(Element data from apps and pages)
Content starts

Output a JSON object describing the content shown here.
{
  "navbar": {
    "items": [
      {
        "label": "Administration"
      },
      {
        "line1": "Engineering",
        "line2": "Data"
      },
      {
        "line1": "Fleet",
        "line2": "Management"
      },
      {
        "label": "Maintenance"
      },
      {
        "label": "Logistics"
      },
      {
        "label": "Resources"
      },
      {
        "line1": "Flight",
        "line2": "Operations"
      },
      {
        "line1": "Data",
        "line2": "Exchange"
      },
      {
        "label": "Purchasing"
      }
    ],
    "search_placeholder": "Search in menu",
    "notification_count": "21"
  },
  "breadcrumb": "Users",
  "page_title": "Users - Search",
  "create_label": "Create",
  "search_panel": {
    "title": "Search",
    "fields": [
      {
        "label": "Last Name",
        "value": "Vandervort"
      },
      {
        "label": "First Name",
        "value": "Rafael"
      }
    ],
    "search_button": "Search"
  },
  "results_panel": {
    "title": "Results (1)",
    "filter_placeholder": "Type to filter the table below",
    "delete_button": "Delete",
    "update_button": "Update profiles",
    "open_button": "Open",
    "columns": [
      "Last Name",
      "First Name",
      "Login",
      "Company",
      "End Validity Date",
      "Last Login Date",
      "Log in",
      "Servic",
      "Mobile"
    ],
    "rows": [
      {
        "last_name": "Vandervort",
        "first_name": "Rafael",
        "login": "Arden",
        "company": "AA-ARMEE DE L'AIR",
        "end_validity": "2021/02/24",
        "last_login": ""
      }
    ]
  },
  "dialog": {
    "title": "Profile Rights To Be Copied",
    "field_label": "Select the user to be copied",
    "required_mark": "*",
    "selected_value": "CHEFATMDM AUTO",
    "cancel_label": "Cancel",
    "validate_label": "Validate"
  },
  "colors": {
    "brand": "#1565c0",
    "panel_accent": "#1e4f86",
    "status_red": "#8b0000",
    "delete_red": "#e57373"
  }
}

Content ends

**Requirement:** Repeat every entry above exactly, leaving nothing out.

**Answer for the task:**
Output a JSON object describing the content shown here.
{
  "navbar": {
    "items": [
      {
        "label": "Administration"
      },
      {
        "line1": "Engineering",
        "line2": "Data"
      },
      {
        "line1": "Fleet",
        "line2": "Management"
      },
      {
        "label": "Maintenance"
      },
      {
        "label": "Logistics"
      },
      {
        "label": "Resources"
      },
      {
        "line1": "Flight",
        "line2": "Operations"
      },
      {
        "line1": "Data",
        "line2": "Exchange"
      },
      {
        "label": "Purchasing"
      }
    ],
    "search_placeholder": "Search in menu",
    "notification_count": "21"
  },
  "breadcrumb": "Users",
  "page_title": "Users - Search",
  "create_label": "Create",
  "search_panel": {
    "title": "Search",
    "fields": [
      {
        "label": "Last Name",
        "value": "Vandervort"
      },
      {
        "label": "First Name",
        "value": "Rafael"
      }
    ],
    "search_button": "Search"
  },
  "results_panel": {
    "title": "Results (1)",
    "filter_placeholder": "Type to filter the table below",
    "delete_button": "Delete",
    "update_button": "Update profiles",
    "open_button": "Open",
    "columns": [
      "Last Name",
      "First Name",
      "Login",
      "Company",
      "End Validity Date",
      "Last Login Date",
      "Log in",
      "Servic",
      "Mobile"
    ],
    "rows": [
      {
        "last_name": "Vandervort",
        "first_name": "Rafael",
        "login": "Arden",
        "company": "AA-ARMEE DE L'AIR",
        "end_validity": "2021/02/24",
        "last_login": ""
      }
    ]
  },
  "dialog": {
    "title": "Profile Rights To Be Copied",
    "field_label": "Select the user to be copied",
    "required_mark": "*",
    "selected_value": "CHEFATMDM AUTO",
    "cancel_label": "Cancel",
    "validate_label": "Validate"
  },
  "colors": {
    "brand": "#1565c0",
    "panel_accent": "#1e4f86",
    "status_red": "#8b0000",
    "delete_red": "#e57373"
  }
}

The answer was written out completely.